We spent a great afternoon in “America’s Hometown,” as Hannibal, Missouri, is famously called. Of course, Hannibal plays an important role in American literature as the hometown of Samuel Clemens. This town on the Mississippi River and his boyhood adventures here were the inspiration for many of Mark Twain’s most famous works.
Mark Twain’s wit was evident when he spoke or wrote about Hannibal. Reminiscing about his humble origins here, he once said: “Now in Hannibal where I was brought up, we never talked about money. There was not enough money in the first place to furnish a topic of conversation.”
I’m sure this town also instilled in him the decency and common sense that he would hold to all his life. As an old man far removed from his boyhood days, he famously told others: “Always do right. This will gratify some people, and astonish the rest.”
- Sarah Palin
Not for the first time when confronted by Sarah’s hubris and ignorance, words threaten to fail me.
Sarah and her ghostwriters are so devoid of literary awareness–not to mention so flat-out tone deaf and dumb–that they could presume to turn Mark Twain into a Palinista.
Not since Ronald Reagan told an audience in Hammonton, NJ, during his 1984 presidential campaign, that:
“America’s future rests in a thousand dreams inside your hearts; it rests in the message of hope in songs so many young Americans admire: New Jersey’s own Bruce Springsteen,”
has an American political figure so shamefully tried to turn an artist’s message 180 degrees in order to make it seem as if it reflected well upon himself or herself.

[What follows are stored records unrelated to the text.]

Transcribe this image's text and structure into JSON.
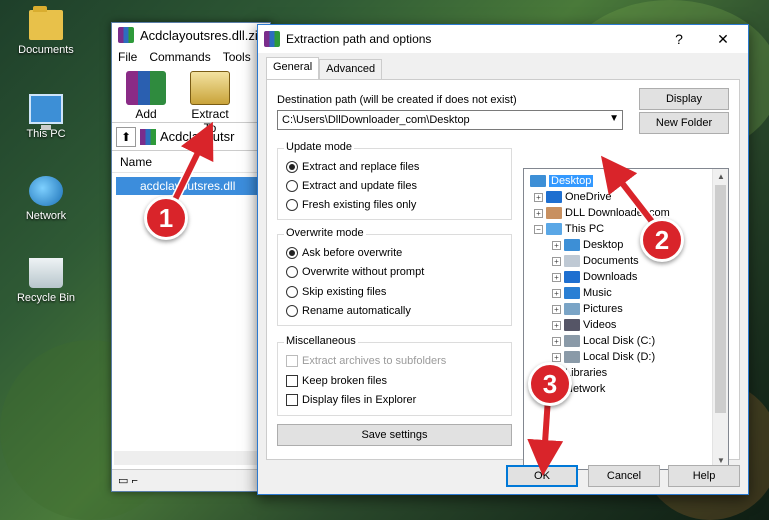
{
  "desktop": {
    "icons": [
      {
        "label": "Documents"
      },
      {
        "label": "This PC"
      },
      {
        "label": "Network"
      },
      {
        "label": "Recycle Bin"
      }
    ]
  },
  "winrar": {
    "title": "Acdclayoutsres.dll.zi",
    "menu": [
      "File",
      "Commands",
      "Tools"
    ],
    "tools": [
      {
        "label": "Add"
      },
      {
        "label": "Extract To"
      }
    ],
    "path": "Acdclayoutsr",
    "column_name": "Name",
    "selected_file": "acdclayoutsres.dll"
  },
  "dialog": {
    "title": "Extraction path and options",
    "help_glyph": "?",
    "close_glyph": "✕",
    "tabs": [
      {
        "label": "General"
      },
      {
        "label": "Advanced"
      }
    ],
    "destination_label": "Destination path (will be created if does not exist)",
    "destination_value": "C:\\Users\\DllDownloader_com\\Desktop",
    "display_button": "Display",
    "new_folder_button": "New Folder",
    "update_mode": {
      "title": "Update mode",
      "options": [
        "Extract and replace files",
        "Extract and update files",
        "Fresh existing files only"
      ],
      "selected": 0
    },
    "overwrite_mode": {
      "title": "Overwrite mode",
      "options": [
        "Ask before overwrite",
        "Overwrite without prompt",
        "Skip existing files",
        "Rename automatically"
      ],
      "selected": 0
    },
    "misc": {
      "title": "Miscellaneous",
      "options": [
        {
          "label": "Extract archives to subfolders",
          "checked": false,
          "disabled": true
        },
        {
          "label": "Keep broken files",
          "checked": false,
          "disabled": false
        },
        {
          "label": "Display files in Explorer",
          "checked": false,
          "disabled": false
        }
      ]
    },
    "save_settings_button": "Save settings",
    "tree": [
      {
        "label": "Desktop",
        "selected": true,
        "level": 0,
        "icon": "desktop-icon",
        "color": "#3d8fd6"
      },
      {
        "label": "OneDrive",
        "level": 0,
        "icon": "cloud-icon",
        "color": "#1e6fd0"
      },
      {
        "label": "DLL Downloader.com",
        "level": 0,
        "icon": "user-icon",
        "color": "#c89060"
      },
      {
        "label": "This PC",
        "level": 0,
        "icon": "pc-icon",
        "color": "#5aa7e6",
        "expanded": true
      },
      {
        "label": "Desktop",
        "level": 1,
        "icon": "desktop-icon",
        "color": "#3d8fd6"
      },
      {
        "label": "Documents",
        "level": 1,
        "icon": "documents-icon",
        "color": "#bfc9d4"
      },
      {
        "label": "Downloads",
        "level": 1,
        "icon": "download-icon",
        "color": "#1e6fd0"
      },
      {
        "label": "Music",
        "level": 1,
        "icon": "music-icon",
        "color": "#2a7fd4"
      },
      {
        "label": "Pictures",
        "level": 1,
        "icon": "pictures-icon",
        "color": "#7aa4c6"
      },
      {
        "label": "Videos",
        "level": 1,
        "icon": "videos-icon",
        "color": "#556"
      },
      {
        "label": "Local Disk (C:)",
        "level": 1,
        "icon": "disk-icon",
        "color": "#8a9aa8"
      },
      {
        "label": "Local Disk (D:)",
        "level": 1,
        "icon": "disk-icon",
        "color": "#8a9aa8"
      },
      {
        "label": "Libraries",
        "level": 0,
        "icon": "libraries-icon",
        "color": "#e8c14a"
      },
      {
        "label": "Network",
        "level": 0,
        "icon": "network-icon",
        "color": "#4a8fd6"
      }
    ],
    "ok_button": "OK",
    "cancel_button": "Cancel",
    "help_button": "Help"
  },
  "callouts": [
    "1",
    "2",
    "3"
  ],
  "accent_color": "#d9242a"
}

Ronald Reagan was to Bruce Springsteen in 1984 as Sarah Palin is to Mark Twain today: a desecration.
But it’s even worse in Sarah’s case, because Twain isn’t alive to call her out.
My goodness: can you imagine what Mark Twain would say about Sarah? I suspect he wouldn’t be nearly as controlled as Springsteen was toward Reagan, simply out of respect for the office of President.

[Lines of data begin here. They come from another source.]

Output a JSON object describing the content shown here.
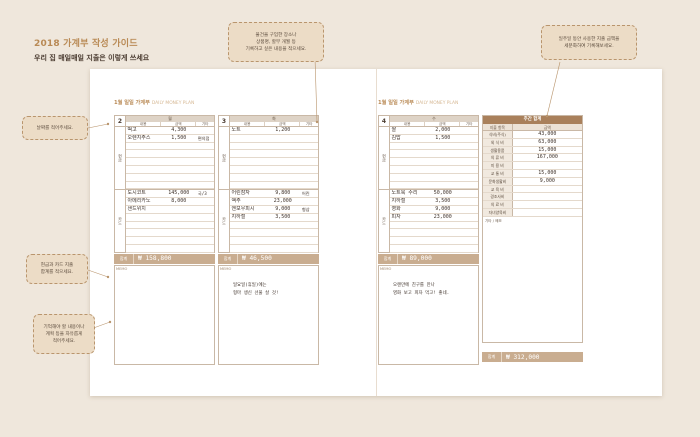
{
  "header": {
    "title": "2018 가계부 작성 가이드",
    "subtitle": "우리 집 매일매일 지출은 이렇게 쓰세요"
  },
  "left_page": {
    "title": "1월 일일 가계부",
    "title_sub": "DAILY MONEY PLAN",
    "days": [
      {
        "num": "2",
        "weekday": "월",
        "cols": [
          "내용",
          "금액",
          "기타"
        ],
        "cash_label": "현금",
        "card_label": "카드",
        "cash_rows": [
          [
            "떡고",
            "4,300",
            ""
          ],
          [
            "오렌지주스",
            "1,500",
            "편의점"
          ],
          [
            "",
            "",
            ""
          ],
          [
            "",
            "",
            ""
          ],
          [
            "",
            "",
            ""
          ],
          [
            "",
            "",
            ""
          ],
          [
            "",
            "",
            ""
          ],
          [
            "",
            "",
            ""
          ]
        ],
        "card_rows": [
          [
            "도시코트",
            "145,000",
            "국/3"
          ],
          [
            "아메리카노",
            "8,000",
            ""
          ],
          [
            "샌드위치",
            "",
            ""
          ],
          [
            "",
            "",
            ""
          ],
          [
            "",
            "",
            ""
          ],
          [
            "",
            "",
            ""
          ],
          [
            "",
            "",
            ""
          ],
          [
            "",
            "",
            ""
          ]
        ],
        "total_label": "합계",
        "total": "₩ 158,800",
        "memo_label": "MEMO",
        "memo": ""
      },
      {
        "num": "3",
        "weekday": "화",
        "cols": [
          "내용",
          "금액",
          "기타"
        ],
        "cash_label": "현금",
        "card_label": "카드",
        "cash_rows": [
          [
            "노트",
            "1,200",
            ""
          ],
          [
            "",
            "",
            ""
          ],
          [
            "",
            "",
            ""
          ],
          [
            "",
            "",
            ""
          ],
          [
            "",
            "",
            ""
          ],
          [
            "",
            "",
            ""
          ],
          [
            "",
            "",
            ""
          ],
          [
            "",
            "",
            ""
          ]
        ],
        "card_rows": [
          [
            "어린잠자",
            "9,800",
            "어린"
          ],
          [
            "액주",
            "23,000",
            ""
          ],
          [
            "엔보우피시",
            "9,000",
            "형삼"
          ],
          [
            "지하철",
            "3,500",
            ""
          ],
          [
            "",
            "",
            ""
          ],
          [
            "",
            "",
            ""
          ],
          [
            "",
            "",
            ""
          ],
          [
            "",
            "",
            ""
          ]
        ],
        "total_label": "합계",
        "total": "₩ 46,500",
        "memo_label": "MEMO",
        "memo": "일요일(휴일)에는\n형마 생신 선물 살 것!"
      }
    ]
  },
  "right_page": {
    "title": "1월 일일 가계부",
    "title_sub": "DAILY MONEY PLAN",
    "day": {
      "num": "4",
      "weekday": "수",
      "cols": [
        "내용",
        "금액",
        "기타"
      ],
      "cash_label": "현금",
      "card_label": "카드",
      "cash_rows": [
        [
          "쌀",
          "2,000",
          ""
        ],
        [
          "김밥",
          "1,500",
          ""
        ],
        [
          "",
          "",
          ""
        ],
        [
          "",
          "",
          ""
        ],
        [
          "",
          "",
          ""
        ],
        [
          "",
          "",
          ""
        ],
        [
          "",
          "",
          ""
        ],
        [
          "",
          "",
          ""
        ]
      ],
      "card_rows": [
        [
          "노트북 수리",
          "50,000",
          ""
        ],
        [
          "지하철",
          "3,500",
          ""
        ],
        [
          "영화",
          "9,000",
          ""
        ],
        [
          "피자",
          "23,000",
          ""
        ],
        [
          "",
          "",
          ""
        ],
        [
          "",
          "",
          ""
        ],
        [
          "",
          "",
          ""
        ],
        [
          "",
          "",
          ""
        ]
      ],
      "total_label": "합계",
      "total": "₩ 89,000",
      "memo_label": "MEMO",
      "memo": "오랜만에 친구를 만나\n영화 보고 피자 먹고! 좋네."
    },
    "weekly": {
      "title": "주간 합계",
      "cols": [
        "지출 항목",
        "금액"
      ],
      "rows": [
        [
          "식비(주식)",
          "43,000"
        ],
        [
          "외 식 비",
          "63,000"
        ],
        [
          "생활용품",
          "15,000"
        ],
        [
          "의 류 비",
          "167,000"
        ],
        [
          "미 용 비",
          ""
        ],
        [
          "교 통 비",
          "15,000"
        ],
        [
          "문화생활비",
          "9,000"
        ],
        [
          "교 육 비",
          ""
        ],
        [
          "경조사비",
          ""
        ],
        [
          "의 료 비",
          ""
        ],
        [
          "자녀양육비",
          ""
        ]
      ],
      "other_label": "기타 / 메모",
      "total_label": "합계",
      "total": "₩ 312,000"
    }
  },
  "callouts": {
    "date": "날짜를 적어주세요.",
    "content": "물건을 구입한 장소나\n상품명, 할부 개월 등\n기록하고 싶은 내용을 적으세요.",
    "cash_card": "현금과 카드 지출\n합계를 적으세요.",
    "memo": "기억해야 할 내용이나\n계획 등을 자유롭게\n적어주세요.",
    "weekly": "일주일 동안 사용한 지출 금액을\n세분화하여 기록해보세요."
  }
}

What’s next, Sarah: Woody Guthrie’s birthplace in Okemah, Oklahoma?
Sadly, Johnny Cash’s house in Hendersonville, Tennesseee, burnt down several years ago.

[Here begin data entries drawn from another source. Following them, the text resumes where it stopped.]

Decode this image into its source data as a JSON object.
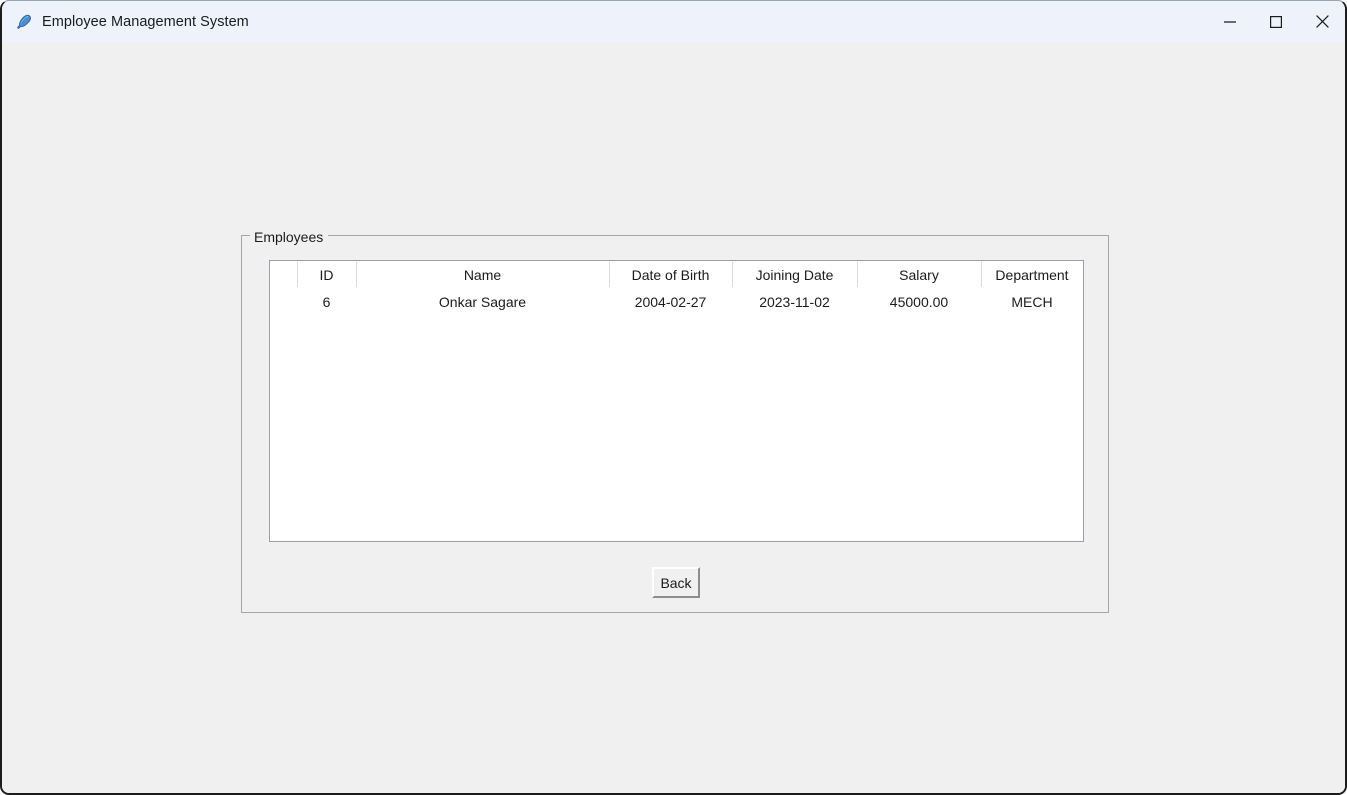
{
  "window": {
    "title": "Employee Management System",
    "icon": "feather-icon",
    "background": "#f0f0f0",
    "titlebar_background": "#eef2fa",
    "controls": [
      {
        "name": "minimize-button",
        "icon": "minimize-icon",
        "label": "Minimize"
      },
      {
        "name": "maximize-button",
        "icon": "maximize-icon",
        "label": "Maximize"
      },
      {
        "name": "close-button",
        "icon": "close-icon",
        "label": "Close"
      }
    ]
  },
  "employees_group": {
    "legend": "Employees"
  },
  "table": {
    "columns": [
      {
        "key": "tree",
        "label": ""
      },
      {
        "key": "id",
        "label": "ID"
      },
      {
        "key": "name",
        "label": "Name"
      },
      {
        "key": "dob",
        "label": "Date of Birth"
      },
      {
        "key": "joining",
        "label": "Joining Date"
      },
      {
        "key": "salary",
        "label": "Salary"
      },
      {
        "key": "department",
        "label": "Department"
      }
    ],
    "rows": [
      {
        "tree": "",
        "id": "6",
        "name": "Onkar Sagare",
        "dob": "2004-02-27",
        "joining": "2023-11-02",
        "salary": "45000.00",
        "department": "MECH"
      }
    ]
  },
  "actions": {
    "back_label": "Back"
  }
}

But if you want to head north to try to cash in on former homes of renowned American literary and musical figures who hold you in as much contempt as Mark Twain would have, you can still see Bob Dylan’s childhood home in Hibbing, Minnesota.
Meanwhile, if you insist on quoting Twain, you might start with this:
“It is better to keep your mouth closed and let people think you are a fool than to open it and remove all doubt.”